With just over a year to go before the 2019 Canadian national election, the upcoming fall Parliamentary session will undoubtedly feature a renewed urgency to pass legislative proposals and craft new policies that will form the basis for future election platforms. Digital issues will surely feature prominently including the copyright review and Copyright Board reform, website blocking proposals, privacy safeguards, the broadcast and telecom review, a national data policy, and the implementation of the IP strategy. The same is true elsewhere with Europe to again consider copyright reform, the U.S. assessing privacy rules, and many other countries engaged in digital policy initiatives. However, just as the broader public is finding its voices on these issues with policy submissions, petitions, and efforts to ensure that a public interest perspective is a core part of the process, the traditional lobby groups that have long dominated the policy discourse are steadily working to undermine those efforts with cries of user voices being “mob-driven“, “hacking“, or “disinformation.”
Net Neutrality And Creative Freedom (Tim Wu at re:publica 2010) by Anna Lena Schiller (CC BY-NC-ND 2.0) https://flic.kr/p/7VfazT
Maximum Mudslinging: How Powerful Lobby Groups Are Working to Sideline Civil Society Voices on Digital Policy
The Quebec Superior Court has ruled that the provincial rules creating a mandated ISP blocking system for unlicensed online gambling sites is unconstitutional. The provincial government introduced the rules in 2015, which create a list of unlicensed sites that ISPs must block or face financial penalties. While the government tried to frame the blocking system as a health and safety measure, it was always obvious from its own documentation that the plan was primarily focused on increasing revenues of Loto-Quebec, a provincially licensed online gambling site.

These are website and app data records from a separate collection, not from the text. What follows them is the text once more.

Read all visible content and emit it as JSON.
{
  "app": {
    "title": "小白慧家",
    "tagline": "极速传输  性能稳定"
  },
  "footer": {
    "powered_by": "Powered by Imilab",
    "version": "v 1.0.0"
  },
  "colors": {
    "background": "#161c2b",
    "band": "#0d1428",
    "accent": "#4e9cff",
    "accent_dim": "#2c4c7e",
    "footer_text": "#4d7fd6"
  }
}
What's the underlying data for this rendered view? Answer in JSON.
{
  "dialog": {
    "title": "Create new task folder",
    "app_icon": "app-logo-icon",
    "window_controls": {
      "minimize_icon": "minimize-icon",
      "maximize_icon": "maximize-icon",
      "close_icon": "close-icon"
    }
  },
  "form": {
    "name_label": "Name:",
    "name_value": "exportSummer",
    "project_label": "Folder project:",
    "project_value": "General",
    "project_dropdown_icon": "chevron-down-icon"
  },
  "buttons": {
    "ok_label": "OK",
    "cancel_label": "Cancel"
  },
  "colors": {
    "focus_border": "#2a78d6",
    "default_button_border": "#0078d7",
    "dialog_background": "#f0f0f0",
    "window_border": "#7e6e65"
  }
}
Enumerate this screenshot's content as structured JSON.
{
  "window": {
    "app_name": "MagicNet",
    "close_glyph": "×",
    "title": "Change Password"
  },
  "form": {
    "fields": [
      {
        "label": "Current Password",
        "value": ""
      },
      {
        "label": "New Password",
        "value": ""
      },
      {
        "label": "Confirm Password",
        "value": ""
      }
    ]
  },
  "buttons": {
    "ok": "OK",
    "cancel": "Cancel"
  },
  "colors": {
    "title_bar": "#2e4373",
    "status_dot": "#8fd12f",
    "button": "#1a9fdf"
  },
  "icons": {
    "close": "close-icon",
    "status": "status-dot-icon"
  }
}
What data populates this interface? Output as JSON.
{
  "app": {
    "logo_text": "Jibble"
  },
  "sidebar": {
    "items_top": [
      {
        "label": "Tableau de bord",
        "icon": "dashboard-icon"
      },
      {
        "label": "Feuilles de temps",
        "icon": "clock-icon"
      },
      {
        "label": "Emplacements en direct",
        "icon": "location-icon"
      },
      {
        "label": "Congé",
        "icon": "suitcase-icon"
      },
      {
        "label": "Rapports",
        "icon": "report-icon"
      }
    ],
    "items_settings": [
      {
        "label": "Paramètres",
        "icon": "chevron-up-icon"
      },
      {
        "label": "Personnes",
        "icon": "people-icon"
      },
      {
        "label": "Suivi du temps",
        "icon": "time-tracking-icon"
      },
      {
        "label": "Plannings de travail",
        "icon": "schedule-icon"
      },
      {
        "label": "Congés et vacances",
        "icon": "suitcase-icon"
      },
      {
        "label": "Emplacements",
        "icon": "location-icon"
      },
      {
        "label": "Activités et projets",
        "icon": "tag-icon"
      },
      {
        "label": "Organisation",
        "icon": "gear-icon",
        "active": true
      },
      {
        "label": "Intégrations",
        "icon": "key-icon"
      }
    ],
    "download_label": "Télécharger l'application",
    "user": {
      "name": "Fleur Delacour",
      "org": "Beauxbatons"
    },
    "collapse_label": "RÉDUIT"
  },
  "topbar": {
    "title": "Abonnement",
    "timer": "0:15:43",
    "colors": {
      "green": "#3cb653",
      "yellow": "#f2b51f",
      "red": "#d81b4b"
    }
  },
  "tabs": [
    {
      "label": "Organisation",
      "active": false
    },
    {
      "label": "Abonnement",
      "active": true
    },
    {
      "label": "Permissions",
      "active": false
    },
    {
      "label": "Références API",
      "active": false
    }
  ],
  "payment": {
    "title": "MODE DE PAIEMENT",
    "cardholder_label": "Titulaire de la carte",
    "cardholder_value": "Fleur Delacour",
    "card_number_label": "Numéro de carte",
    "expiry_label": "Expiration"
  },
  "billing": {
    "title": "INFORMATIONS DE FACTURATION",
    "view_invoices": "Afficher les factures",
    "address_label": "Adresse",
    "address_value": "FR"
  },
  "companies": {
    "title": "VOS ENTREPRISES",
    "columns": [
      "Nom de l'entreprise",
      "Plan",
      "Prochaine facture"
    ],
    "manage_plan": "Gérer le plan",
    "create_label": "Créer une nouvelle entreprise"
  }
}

The Canadian government has released its response to the Standing Committee on Access to Information, Privacy and Ethics report on net neutrality. The report featured a strong endorsement of net neutrality and raised concerns with Bell’s site blocking proposal. The government response emphasizes its support for net neutrality, highlighting the current legal framework. While the response does not directly address the site blocking proposal (noting it would inappropriate to comment on a case currently before the CRTC), it reiterates that it has the power to vary, rescind, or refer a CRTC decision back for reconsideration, perhaps a signal that a CRTC decision favouring site blocking could face a government response to rescind or review.
The 1980s CRTC: The Commission Turns Back the Clock with Old-Style Regulation and Privileged Insider Access
The CRTC was long perceived by many Canadians as a captured regulator, largely inaccessible to the public as it dispensed decisions that safeguarded incumbents from disruptive competition. That reputation was buttressed by initial decisions on regulating Internet telephony, permitting Bell to engage in Internet throttling, and supporting a usage based billing approach that hampered competition. In recent years, some policies changed with the adoption of net neutrality regulations and the efforts of former chair Jean-Pierre Blais to prioritize consumer interests. Yet over the past few months, the CRTC under new chair Ian Scott seems determined to turn back the clock with a commission more comfortable with industry stakeholders and their priorities than consumer groups and facilitating competition.